TASK OBJECTIVE — Show each line of the records in which the word "وعندما" occurs.

ENTRIES PROVIDED —

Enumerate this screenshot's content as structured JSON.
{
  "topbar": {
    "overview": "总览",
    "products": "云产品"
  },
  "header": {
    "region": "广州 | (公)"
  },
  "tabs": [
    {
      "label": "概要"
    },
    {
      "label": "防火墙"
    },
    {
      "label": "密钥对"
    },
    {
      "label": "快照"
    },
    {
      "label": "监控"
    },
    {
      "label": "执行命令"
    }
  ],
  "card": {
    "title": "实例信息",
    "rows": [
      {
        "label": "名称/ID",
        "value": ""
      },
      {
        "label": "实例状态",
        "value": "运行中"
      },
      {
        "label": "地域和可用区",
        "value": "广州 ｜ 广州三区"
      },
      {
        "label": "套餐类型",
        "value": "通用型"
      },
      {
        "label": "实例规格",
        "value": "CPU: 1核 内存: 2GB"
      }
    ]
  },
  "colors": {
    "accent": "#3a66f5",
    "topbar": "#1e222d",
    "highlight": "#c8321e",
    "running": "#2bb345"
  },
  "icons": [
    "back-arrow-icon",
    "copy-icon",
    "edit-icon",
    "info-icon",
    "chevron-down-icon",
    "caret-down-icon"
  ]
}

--

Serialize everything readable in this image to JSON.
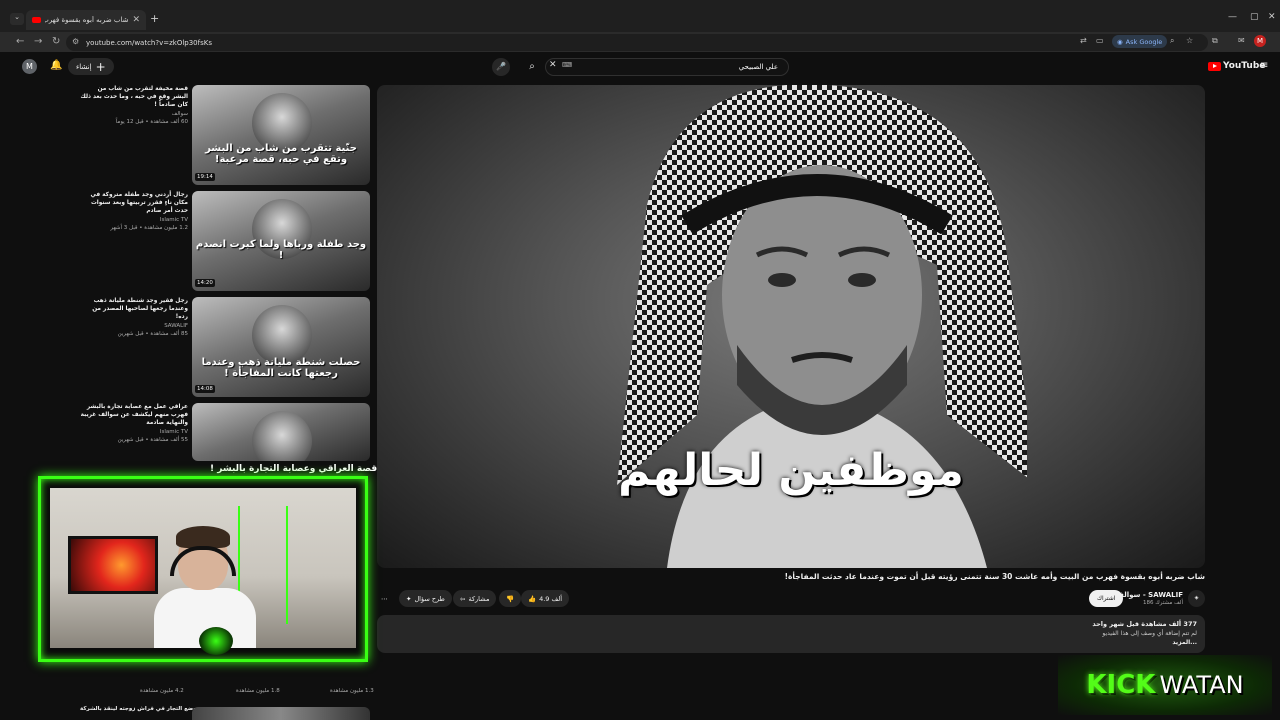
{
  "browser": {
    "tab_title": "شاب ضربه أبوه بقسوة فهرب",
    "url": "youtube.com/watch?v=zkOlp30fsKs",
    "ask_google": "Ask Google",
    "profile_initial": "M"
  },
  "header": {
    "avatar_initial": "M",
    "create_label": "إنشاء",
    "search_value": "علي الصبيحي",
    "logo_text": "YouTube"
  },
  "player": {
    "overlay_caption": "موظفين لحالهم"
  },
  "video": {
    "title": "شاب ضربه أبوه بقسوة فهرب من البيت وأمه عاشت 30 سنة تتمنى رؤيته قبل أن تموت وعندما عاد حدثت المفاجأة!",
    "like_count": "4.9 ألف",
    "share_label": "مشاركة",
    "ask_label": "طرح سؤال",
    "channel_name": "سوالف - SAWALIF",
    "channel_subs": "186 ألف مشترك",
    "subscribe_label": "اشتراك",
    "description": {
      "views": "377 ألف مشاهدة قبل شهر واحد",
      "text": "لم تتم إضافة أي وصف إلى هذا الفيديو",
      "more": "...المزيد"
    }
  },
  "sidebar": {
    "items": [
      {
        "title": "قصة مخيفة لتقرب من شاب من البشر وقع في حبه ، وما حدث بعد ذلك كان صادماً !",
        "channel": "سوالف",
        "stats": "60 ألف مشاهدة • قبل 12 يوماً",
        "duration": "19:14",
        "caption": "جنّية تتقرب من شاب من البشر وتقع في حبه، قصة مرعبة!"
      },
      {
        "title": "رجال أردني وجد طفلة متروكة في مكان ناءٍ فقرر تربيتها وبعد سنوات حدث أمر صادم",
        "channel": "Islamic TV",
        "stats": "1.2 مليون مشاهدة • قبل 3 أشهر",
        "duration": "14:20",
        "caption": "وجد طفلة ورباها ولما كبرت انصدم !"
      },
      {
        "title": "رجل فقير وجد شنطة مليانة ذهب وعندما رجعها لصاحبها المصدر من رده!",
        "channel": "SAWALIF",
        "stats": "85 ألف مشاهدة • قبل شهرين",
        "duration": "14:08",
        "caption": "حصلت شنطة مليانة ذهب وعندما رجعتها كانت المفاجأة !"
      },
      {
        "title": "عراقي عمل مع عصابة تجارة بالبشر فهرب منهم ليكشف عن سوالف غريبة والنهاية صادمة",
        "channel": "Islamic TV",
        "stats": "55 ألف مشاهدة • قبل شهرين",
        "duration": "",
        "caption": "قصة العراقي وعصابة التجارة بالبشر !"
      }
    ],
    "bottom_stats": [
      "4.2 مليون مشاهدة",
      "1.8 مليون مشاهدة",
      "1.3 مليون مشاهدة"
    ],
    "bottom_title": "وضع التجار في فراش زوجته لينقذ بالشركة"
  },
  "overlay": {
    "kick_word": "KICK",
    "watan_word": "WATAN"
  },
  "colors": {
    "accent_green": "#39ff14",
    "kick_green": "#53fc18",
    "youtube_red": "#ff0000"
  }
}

EXPECTED ANSWER —
    "title": "شاب ضربه أبوه بقسوة فهرب من البيت وأمه عاشت 30 سنة تتمنى رؤيته قبل أن تموت وعندما عاد حدثت المفاجأة!",
        "title": "رجل فقير وجد شنطة مليانة ذهب وعندما رجعها لصاحبها المصدر من رده!",
        "caption": "حصلت شنطة مليانة ذهب وعندما رجعتها كانت المفاجأة !"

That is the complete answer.